Josh Phillips stars as Savage, a kid from a busted home turned street hustler who has big dreams of making it in Hollywood, like every other broken kid pining for a fast track to a better life. He turns tricks and steals cars for quick cash while trying to hard sell himself as an up and coming movie maker and manages to get a few bucks to make what would become The Creeping Terror, a ludicrous romp about what looks like a giant carpet mauling young lovers at “Lake Tahoe” (really a stagnant mud puddle in LA). But while this tale of a fringe dweller grifting the system to make sincere but stupid art seems charming on the surface, Savage was the opposite of charming. He was the scummiest of the scum. He lies, cheats, hurts and manipulates a naive young woman into marrying him and soon lapses into degradation, openly cheating on her, drifting into hard drug abuse and beating her and worse, all the while claiming that he is “God.”
And it gets worse. Way worse.
A film like this — interspersed as it is with talking head footage of the real people from Savage’s life — is to be taken with a grain of salt. There’s no doubt that Savage was a hustler and a grifter and deeply, woefully troubled. But as the man is no longer here to defend himself, who knows where the truth really lies? That said, even if half of Savage’s transgressions illustrated here are fact, its enough to vilify the man. What a pig he was; a self-centered, abusive, megalomaniacal slab of human garbage and the movie doesn’t even try to redeem him.

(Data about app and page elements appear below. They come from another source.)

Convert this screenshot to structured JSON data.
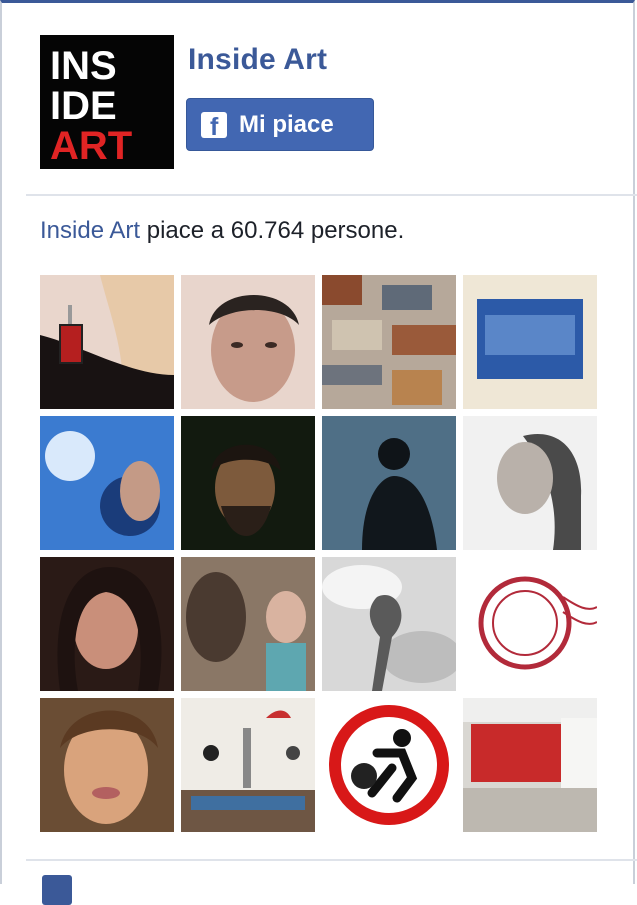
{
  "page": {
    "name": "Inside Art",
    "logo_lines": [
      "INS",
      "IDE",
      "ART"
    ],
    "like_button_label": "Mi piace",
    "like_icon_glyph": "f"
  },
  "summary": {
    "page_link": "Inside Art",
    "text": " piace a 60.764 persone."
  },
  "colors": {
    "brand_blue": "#3b5998",
    "button_blue": "#4267b2",
    "separator": "#dfe3ea"
  },
  "fans": [
    {
      "name": "fan-photo-1"
    },
    {
      "name": "fan-photo-2"
    },
    {
      "name": "fan-photo-3"
    },
    {
      "name": "fan-photo-4"
    },
    {
      "name": "fan-photo-5"
    },
    {
      "name": "fan-photo-6"
    },
    {
      "name": "fan-photo-7"
    },
    {
      "name": "fan-photo-8"
    },
    {
      "name": "fan-photo-9"
    },
    {
      "name": "fan-photo-10"
    },
    {
      "name": "fan-photo-11"
    },
    {
      "name": "fan-photo-12"
    },
    {
      "name": "fan-photo-13"
    },
    {
      "name": "fan-photo-14"
    },
    {
      "name": "fan-photo-15"
    },
    {
      "name": "fan-photo-16"
    }
  ],
  "icons": {
    "page_logo": "inside-art-logo",
    "like": "facebook-f-icon",
    "footer": "facebook-icon"
  }
}
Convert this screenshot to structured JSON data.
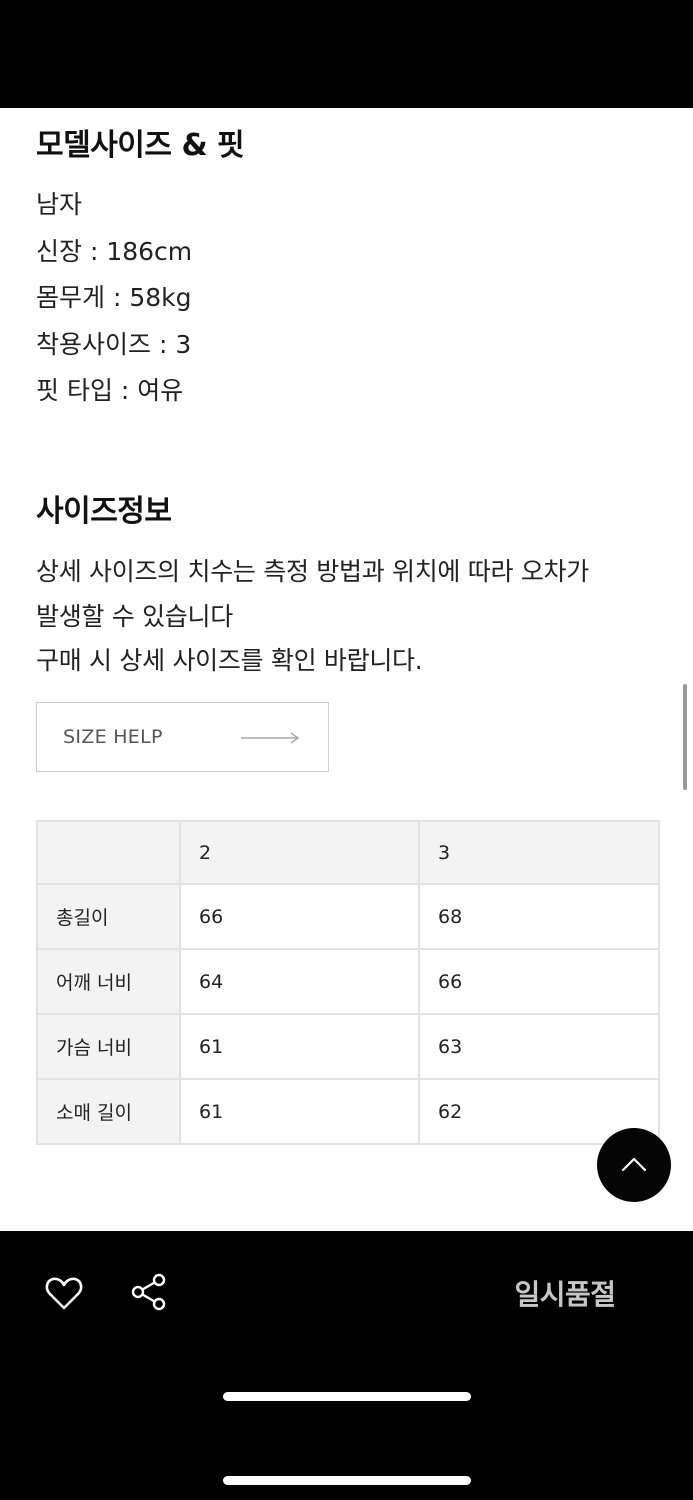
{
  "model": {
    "title": "모델사이즈 & 핏",
    "lines": [
      "남자",
      "신장 : 186cm",
      "몸무게 : 58kg",
      "착용사이즈 : 3",
      "핏 타입 : 여유"
    ]
  },
  "size_info": {
    "title": "사이즈정보",
    "desc_lines": [
      "상세 사이즈의 치수는 측정 방법과 위치에 따라 오차가",
      "발생할 수 있습니다",
      "구매 시 상세 사이즈를 확인 바랍니다."
    ],
    "help_button": "SIZE HELP"
  },
  "size_table": {
    "headers": [
      "",
      "2",
      "3"
    ],
    "rows": [
      [
        "총길이",
        "66",
        "68"
      ],
      [
        "어깨 너비",
        "64",
        "66"
      ],
      [
        "가슴 너비",
        "61",
        "63"
      ],
      [
        "소매 길이",
        "61",
        "62"
      ]
    ]
  },
  "bottom_bar": {
    "status_label": "일시품절",
    "icons": [
      "heart-icon",
      "share-icon"
    ]
  },
  "colors": {
    "background": "#ffffff",
    "bar": "#000000",
    "table_header_bg": "#f3f3f3",
    "soldout_text": "#c7c7c7"
  }
}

Seeing such a scathing portrait of Savage irrevocably taints his previously-charmingly horrible film and, to prove that statement, Synapse has included a 2K scan of The Creeping Terror itself as a bonus feature, so you too can thrill to the greasy charms of Savage’s filmic folly. Other features on the disc include a cast and crew commentary, trailers, a fun making-of doc, scene breakdowns and more. The Creep Behind the Camera is a grim portrait of a grimy man who, if you buy the movie, deserved every dose of misfortune he got.